28.12.2006 |

DBT contemplates changes to GM crop field trial regulations

Faced with the problem of maintaining the country’s image as an exporter of GM-free rice, the department of biotechnology (DBT) is now contemplating changes in its guidelines for regulation of field trials for genetically modified (GM) crops. DBT secretary, MK Bhan , DBT advisor KK Tripathi and advisor in the science and technology ministry, SR Rao have suggested that no field trials of GM rice should be allowed in Basmati rice producing states—Haryana, Uttar Pradesh and Punjab.

27.12.2006 |

GM in India: the battle over Bt cotton

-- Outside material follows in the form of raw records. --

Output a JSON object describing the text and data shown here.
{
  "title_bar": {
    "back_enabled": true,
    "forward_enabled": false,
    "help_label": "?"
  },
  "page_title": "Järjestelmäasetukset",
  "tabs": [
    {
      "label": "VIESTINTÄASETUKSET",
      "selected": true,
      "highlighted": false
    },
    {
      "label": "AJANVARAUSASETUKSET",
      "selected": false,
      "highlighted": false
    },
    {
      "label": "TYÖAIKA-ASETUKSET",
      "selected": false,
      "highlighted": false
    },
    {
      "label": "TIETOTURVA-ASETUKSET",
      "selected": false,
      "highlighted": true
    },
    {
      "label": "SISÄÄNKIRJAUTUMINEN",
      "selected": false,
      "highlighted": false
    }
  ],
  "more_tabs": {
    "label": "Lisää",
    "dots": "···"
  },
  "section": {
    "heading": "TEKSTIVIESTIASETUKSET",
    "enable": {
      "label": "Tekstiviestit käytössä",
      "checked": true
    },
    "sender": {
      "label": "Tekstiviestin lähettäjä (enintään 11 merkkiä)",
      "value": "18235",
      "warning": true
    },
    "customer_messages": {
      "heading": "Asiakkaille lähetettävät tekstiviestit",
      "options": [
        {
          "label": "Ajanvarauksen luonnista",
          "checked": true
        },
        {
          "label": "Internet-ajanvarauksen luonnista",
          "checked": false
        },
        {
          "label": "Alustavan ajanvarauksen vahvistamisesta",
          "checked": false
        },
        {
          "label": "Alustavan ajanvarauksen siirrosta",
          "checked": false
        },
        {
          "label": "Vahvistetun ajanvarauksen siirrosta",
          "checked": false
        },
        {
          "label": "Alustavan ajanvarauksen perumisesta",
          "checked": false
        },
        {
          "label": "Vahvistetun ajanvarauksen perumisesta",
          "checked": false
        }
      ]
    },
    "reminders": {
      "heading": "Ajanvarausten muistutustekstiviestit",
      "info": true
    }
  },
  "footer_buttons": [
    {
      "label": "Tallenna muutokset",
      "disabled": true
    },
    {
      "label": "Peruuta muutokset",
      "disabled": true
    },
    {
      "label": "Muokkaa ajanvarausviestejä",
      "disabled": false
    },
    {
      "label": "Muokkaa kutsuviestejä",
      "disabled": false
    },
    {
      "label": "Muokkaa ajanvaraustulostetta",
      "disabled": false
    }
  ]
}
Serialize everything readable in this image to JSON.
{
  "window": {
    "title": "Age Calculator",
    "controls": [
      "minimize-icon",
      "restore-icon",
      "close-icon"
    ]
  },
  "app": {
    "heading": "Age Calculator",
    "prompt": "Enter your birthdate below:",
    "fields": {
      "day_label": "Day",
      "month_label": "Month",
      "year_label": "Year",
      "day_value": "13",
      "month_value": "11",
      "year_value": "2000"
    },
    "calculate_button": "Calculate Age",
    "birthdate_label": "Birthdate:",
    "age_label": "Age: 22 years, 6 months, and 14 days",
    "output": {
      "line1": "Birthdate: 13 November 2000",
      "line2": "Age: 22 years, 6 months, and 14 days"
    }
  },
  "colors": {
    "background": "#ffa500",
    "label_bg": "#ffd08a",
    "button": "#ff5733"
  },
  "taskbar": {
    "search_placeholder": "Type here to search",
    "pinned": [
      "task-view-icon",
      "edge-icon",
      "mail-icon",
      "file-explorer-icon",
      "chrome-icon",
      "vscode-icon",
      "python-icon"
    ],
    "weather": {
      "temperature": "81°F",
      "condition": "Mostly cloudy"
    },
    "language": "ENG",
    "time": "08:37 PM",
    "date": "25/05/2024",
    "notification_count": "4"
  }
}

The chequered history of Bt cotton in India — marked by pest resistance and farmers' suicides — has polarised opinions over the technology, reports TV Padma. 'Bt and the beast' is how cotton scientist Keshav Raj Kranthi refers to the controversial genetically modified cotton so widely planted in India. The 'beast' is the American bollworm — a moth larva that devours cotton bolls — while Bt is its nemesis, a protein crystal from the bacterium Bacillus thuringiensis.

19.12.2006 |

Indian Supreme Court has imposed

The Union Ministry of Environment and Forests on Monday said that the Supreme Court has imposed a "No Restriction" order on the ongoing field trials of Genetically Modified (GM) crops and that the field trials being conducted with the approval of the Review Committee on Genetic Manipulation (RCGM) and the Genetic Engineering Approval Committee (GEAC) are 'legal'. The Ministry also made it clear that before declaring the field trials as illegal, documentary evidence on the approval issued by the RCGM and the status of compliance in respect of physical and biological containment stipulated in the approval order may be verified.